In almost all situations, the network is the only way to access systems, applications and management interfaces. As networking plays such a critical role in the management of virtualized systems and the availability of their hosted applications, it is very important to ensure that the network channels both to and from the virtualized systems are secure.
Securing the network allows administrators to control access and protect sensitive data from information leaks and tampering.

5.2. Network Security Best Practices

Network security is a critical part of a secure virtualization infrastructure. Refer to the following best practices for securing the network:
  • Ensure that remote management of the system takes place only over secured network channels. Tools such as SSH and network protocols such as TLS or SSL provide both authentication and data encryption to assist with secure and controlled access to systems.
  • Ensure that guest applications transferring sensitive data do so over secured network channels. If protocols such as TLS or SSL are not available, consider using IPsec.
  • Configure firewalls and ensure they are activated at boot. Only those network ports needed for the use and management of the system should be allowed. Test and review firewall rules regularly.

5.2.1. Securing Connectivity to Spice

The Spice remote desktop protocol supports SSL/TLS which should be enabled for all of the Spice communication channels (main, display, inputs, cursor, playback, record).

5.2.2. Securing Connectivity to Storage

You can connect virtualized systems to networked storage in many different ways. Each approach presents different security benefits and concerns, however the same security principles apply to each: authenticate the remote store pool before use, and protect the confidentiality and integrity of the data while it is being transferred.
The data must also remain secure while it is stored. It is considered a best practice to encrypt and/or digitally sign the data before storing it.

Chapter 6. Further Information

6.1. Contributors

Thanks go to the following people for enabling the creation of this guide:
  • Paul Moore - Red Hat Engineering
  • Kurt Seifried - Red Hat Engineering
  • David Jorm - Red Hat Engineering

6.2. Other Resources

SELinux and sVirt
Further information on SELinux and sVirt:
Virtualization Security
Further information on virtualization security:

Revision History

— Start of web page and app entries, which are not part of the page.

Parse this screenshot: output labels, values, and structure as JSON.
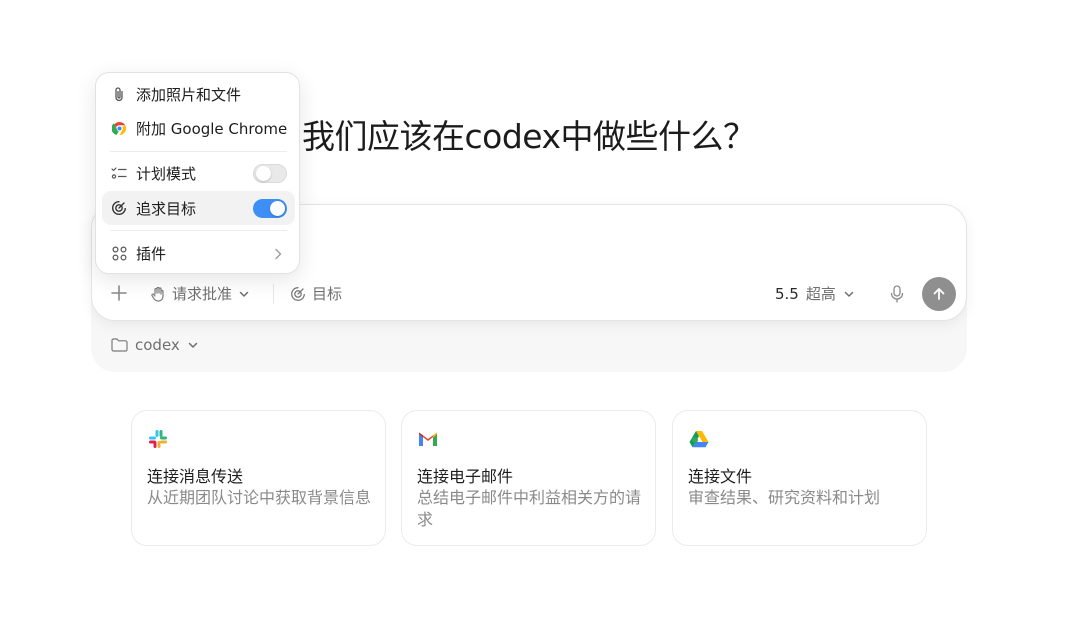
{
  "headline": "我们应该在codex中做些什么？",
  "menu": {
    "items": [
      {
        "label": "添加照片和文件",
        "icon": "paperclip-icon"
      },
      {
        "label": "附加 Google Chrome",
        "icon": "chrome-icon"
      },
      {
        "label": "计划模式",
        "icon": "checklist-icon",
        "toggle": false
      },
      {
        "label": "追求目标",
        "icon": "goal-icon",
        "toggle": true
      },
      {
        "label": "插件",
        "icon": "plugins-icon"
      }
    ]
  },
  "composer": {
    "approval_label": "请求批准",
    "goal_label": "目标",
    "model_version": "5.5",
    "reasoning_level": "超高"
  },
  "folder": {
    "label": "codex"
  },
  "cards": [
    {
      "title": "连接消息传送",
      "desc": "从近期团队讨论中获取背景信息",
      "logo": "slack-icon"
    },
    {
      "title": "连接电子邮件",
      "desc": "总结电子邮件中利益相关方的请求",
      "logo": "gmail-icon"
    },
    {
      "title": "连接文件",
      "desc": "审查结果、研究资料和计划",
      "logo": "google-drive-icon"
    }
  ],
  "colors": {
    "toggle_on": "#3d8ef5",
    "send_button": "#8f8f8f"
  }
}
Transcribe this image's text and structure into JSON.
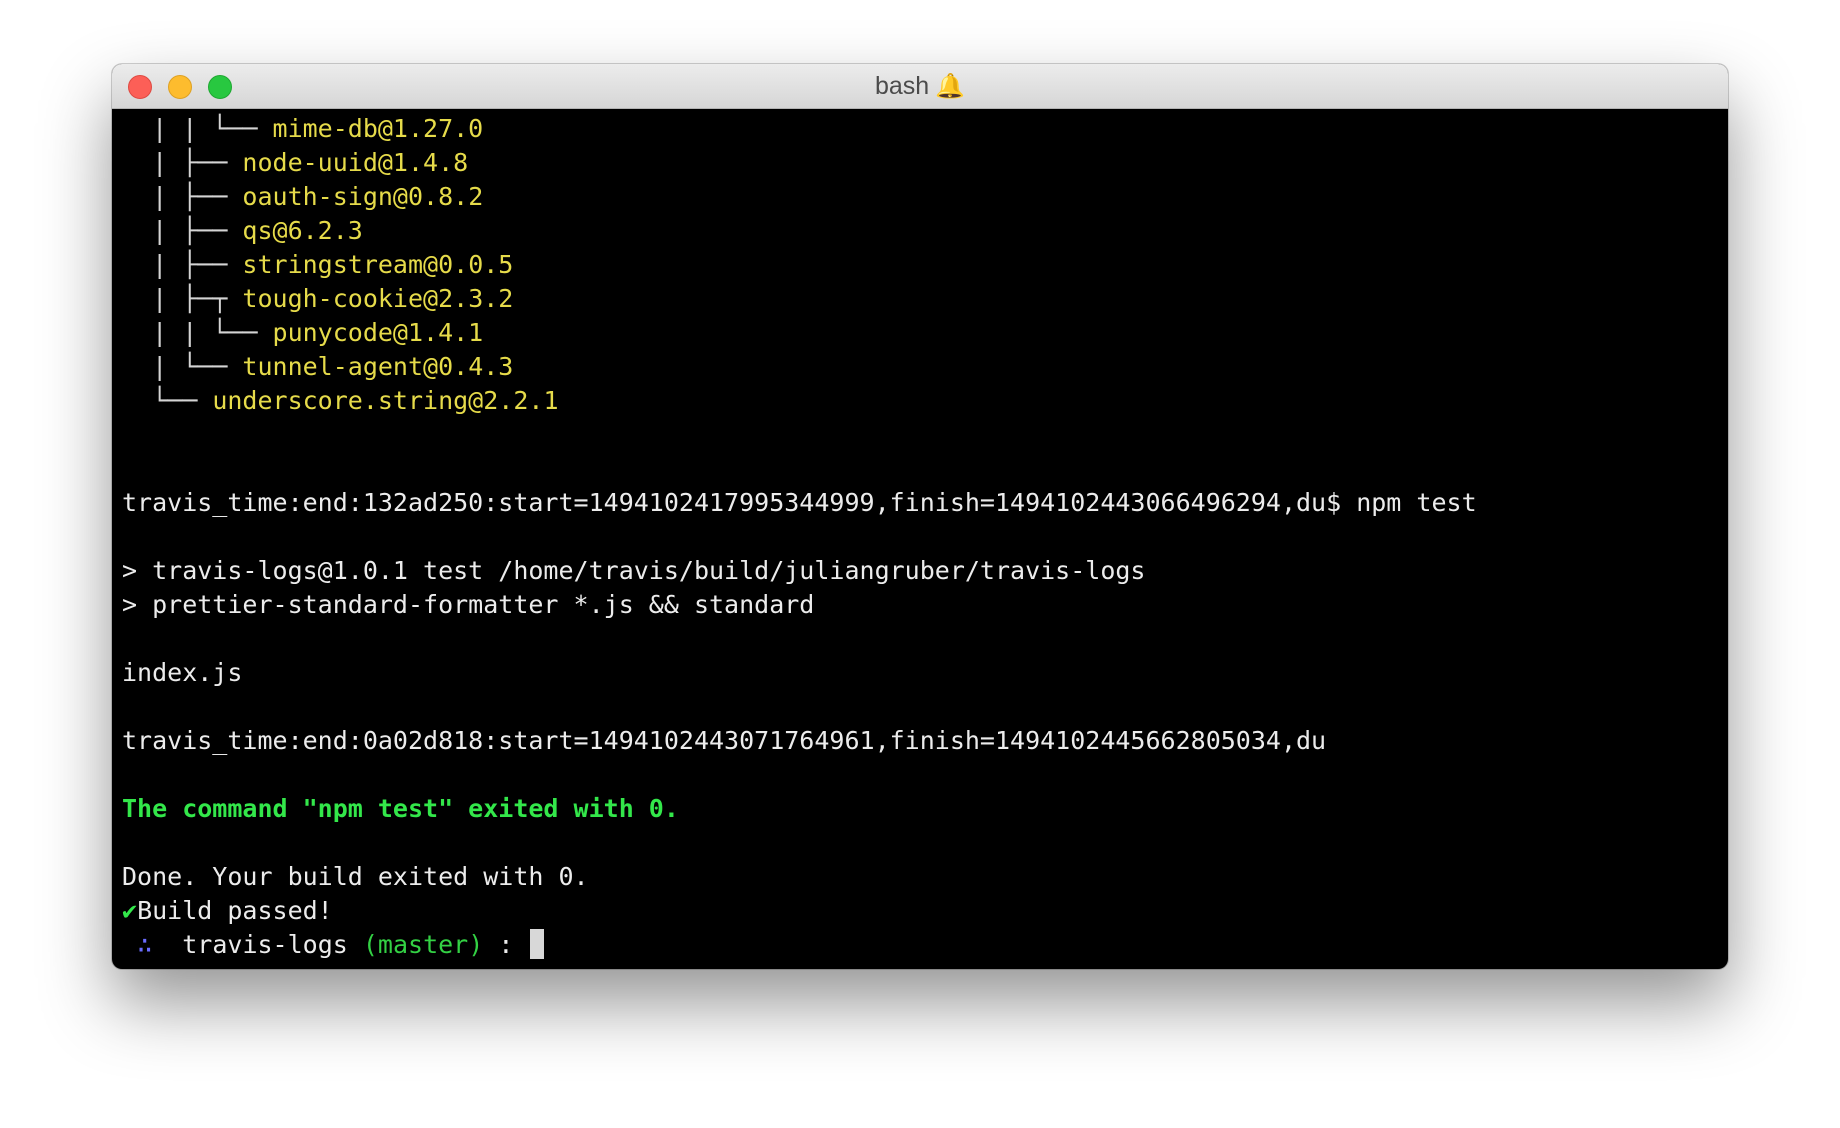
{
  "window": {
    "title": "bash",
    "title_icon": "bell-icon",
    "controls": [
      "close",
      "minimize",
      "maximize"
    ]
  },
  "dependency_tree": [
    {
      "prefix": "  | | └── ",
      "package": "mime-db@1.27.0"
    },
    {
      "prefix": "  | ├── ",
      "package": "node-uuid@1.4.8"
    },
    {
      "prefix": "  | ├── ",
      "package": "oauth-sign@0.8.2"
    },
    {
      "prefix": "  | ├── ",
      "package": "qs@6.2.3"
    },
    {
      "prefix": "  | ├── ",
      "package": "stringstream@0.0.5"
    },
    {
      "prefix": "  | ├─┬ ",
      "package": "tough-cookie@2.3.2"
    },
    {
      "prefix": "  | | └── ",
      "package": "punycode@1.4.1"
    },
    {
      "prefix": "  | └── ",
      "package": "tunnel-agent@0.4.3"
    },
    {
      "prefix": "  └── ",
      "package": "underscore.string@2.2.1"
    }
  ],
  "output": {
    "travis_time_1": "travis_time:end:132ad250:start=1494102417995344999,finish=1494102443066496294,du$ npm test",
    "npm_script_1": "> travis-logs@1.0.1 test /home/travis/build/juliangruber/travis-logs",
    "npm_script_2": "> prettier-standard-formatter *.js && standard",
    "file_line": "index.js",
    "travis_time_2": "travis_time:end:0a02d818:start=1494102443071764961,finish=1494102445662805034,du",
    "command_result": "The command \"npm test\" exited with 0.",
    "done_line": "Done. Your build exited with 0.",
    "check_mark": "✔",
    "build_passed": "Build passed!"
  },
  "prompt": {
    "glyph": "∴",
    "directory": "travis-logs",
    "branch": "(master)",
    "separator": ":"
  }
}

Revision History
Revision 0.2-01Thu Jun 13 2013Scott Radvan
Fedora 19 GA publish.
Revision 0.1-04Mon Aug 27 2012Scott Radvan
Prepare for draft publish.
Revision 0.1-03Thu Aug 16 2012Scott Radvan
Expand IPL model. Fix .ent file to show correct BZ component for Fedora.
Revision 0.1-02Thu Aug 16 2012Scott Radvan
Fork from Red Hat guide.